■ **Problem to solve**
Please reproduce the entries that follow, keeping each word intact.

[Website and app data records]
== Segment start ==

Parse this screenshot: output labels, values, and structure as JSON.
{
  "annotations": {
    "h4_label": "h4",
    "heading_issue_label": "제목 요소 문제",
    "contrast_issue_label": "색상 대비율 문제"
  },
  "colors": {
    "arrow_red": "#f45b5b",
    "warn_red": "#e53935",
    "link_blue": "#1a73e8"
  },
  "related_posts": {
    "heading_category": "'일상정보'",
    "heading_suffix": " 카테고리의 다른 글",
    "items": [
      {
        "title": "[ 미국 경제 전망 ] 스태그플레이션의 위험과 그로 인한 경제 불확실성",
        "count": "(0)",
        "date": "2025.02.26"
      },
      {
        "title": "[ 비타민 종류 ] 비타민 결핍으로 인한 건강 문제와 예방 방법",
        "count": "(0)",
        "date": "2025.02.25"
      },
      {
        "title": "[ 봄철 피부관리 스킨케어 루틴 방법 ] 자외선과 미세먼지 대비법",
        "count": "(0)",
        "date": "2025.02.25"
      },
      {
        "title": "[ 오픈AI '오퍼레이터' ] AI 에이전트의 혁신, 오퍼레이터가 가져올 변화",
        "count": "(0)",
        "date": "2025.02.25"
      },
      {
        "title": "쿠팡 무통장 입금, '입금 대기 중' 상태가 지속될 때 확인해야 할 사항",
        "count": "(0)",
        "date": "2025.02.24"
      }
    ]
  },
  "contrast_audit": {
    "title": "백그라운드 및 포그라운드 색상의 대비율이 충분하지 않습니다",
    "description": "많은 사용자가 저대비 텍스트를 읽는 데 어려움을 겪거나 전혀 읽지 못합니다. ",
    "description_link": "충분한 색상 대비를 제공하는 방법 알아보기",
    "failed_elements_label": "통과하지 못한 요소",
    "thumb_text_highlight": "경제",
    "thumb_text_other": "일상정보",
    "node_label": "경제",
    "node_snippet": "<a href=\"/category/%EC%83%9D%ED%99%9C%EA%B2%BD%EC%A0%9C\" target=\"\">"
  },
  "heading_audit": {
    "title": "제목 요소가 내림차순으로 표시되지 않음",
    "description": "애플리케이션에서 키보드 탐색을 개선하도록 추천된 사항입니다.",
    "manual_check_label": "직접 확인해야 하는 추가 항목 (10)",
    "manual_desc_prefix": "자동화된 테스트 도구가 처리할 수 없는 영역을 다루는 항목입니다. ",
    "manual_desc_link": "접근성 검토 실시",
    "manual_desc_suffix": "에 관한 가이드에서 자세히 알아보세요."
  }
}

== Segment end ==

■ **Task result**
Parse this screenshot: output labels, values, and structure as JSON.
{
  "annotations": {
    "h4_label": "h4",
    "heading_issue_label": "제목 요소 문제",
    "contrast_issue_label": "색상 대비율 문제"
  },
  "colors": {
    "arrow_red": "#f45b5b",
    "warn_red": "#e53935",
    "link_blue": "#1a73e8"
  },
  "related_posts": {
    "heading_category": "'일상정보'",
    "heading_suffix": " 카테고리의 다른 글",
    "items": [
      {
        "title": "[ 미국 경제 전망 ] 스태그플레이션의 위험과 그로 인한 경제 불확실성",
        "count": "(0)",
        "date": "2025.02.26"
      },
      {
        "title": "[ 비타민 종류 ] 비타민 결핍으로 인한 건강 문제와 예방 방법",
        "count": "(0)",
        "date": "2025.02.25"
      },
      {
        "title": "[ 봄철 피부관리 스킨케어 루틴 방법 ] 자외선과 미세먼지 대비법",
        "count": "(0)",
        "date": "2025.02.25"
      },
      {
        "title": "[ 오픈AI '오퍼레이터' ] AI 에이전트의 혁신, 오퍼레이터가 가져올 변화",
        "count": "(0)",
        "date": "2025.02.25"
      },
      {
        "title": "쿠팡 무통장 입금, '입금 대기 중' 상태가 지속될 때 확인해야 할 사항",
        "count": "(0)",
        "date": "2025.02.24"
      }
    ]
  },
  "contrast_audit": {
    "title": "백그라운드 및 포그라운드 색상의 대비율이 충분하지 않습니다",
    "description": "많은 사용자가 저대비 텍스트를 읽는 데 어려움을 겪거나 전혀 읽지 못합니다. ",
    "description_link": "충분한 색상 대비를 제공하는 방법 알아보기",
    "failed_elements_label": "통과하지 못한 요소",
    "thumb_text_highlight": "경제",
    "thumb_text_other": "일상정보",
    "node_label": "경제",
    "node_snippet": "<a href=\"/category/%EC%83%9D%ED%99%9C%EA%B2%BD%EC%A0%9C\" target=\"\">"
  },
  "heading_audit": {
    "title": "제목 요소가 내림차순으로 표시되지 않음",
    "description": "애플리케이션에서 키보드 탐색을 개선하도록 추천된 사항입니다.",
    "manual_check_label": "직접 확인해야 하는 추가 항목 (10)",
    "manual_desc_prefix": "자동화된 테스트 도구가 처리할 수 없는 영역을 다루는 항목입니다. ",
    "manual_desc_link": "접근성 검토 실시",
    "manual_desc_suffix": "에 관한 가이드에서 자세히 알아보세요."
  }
}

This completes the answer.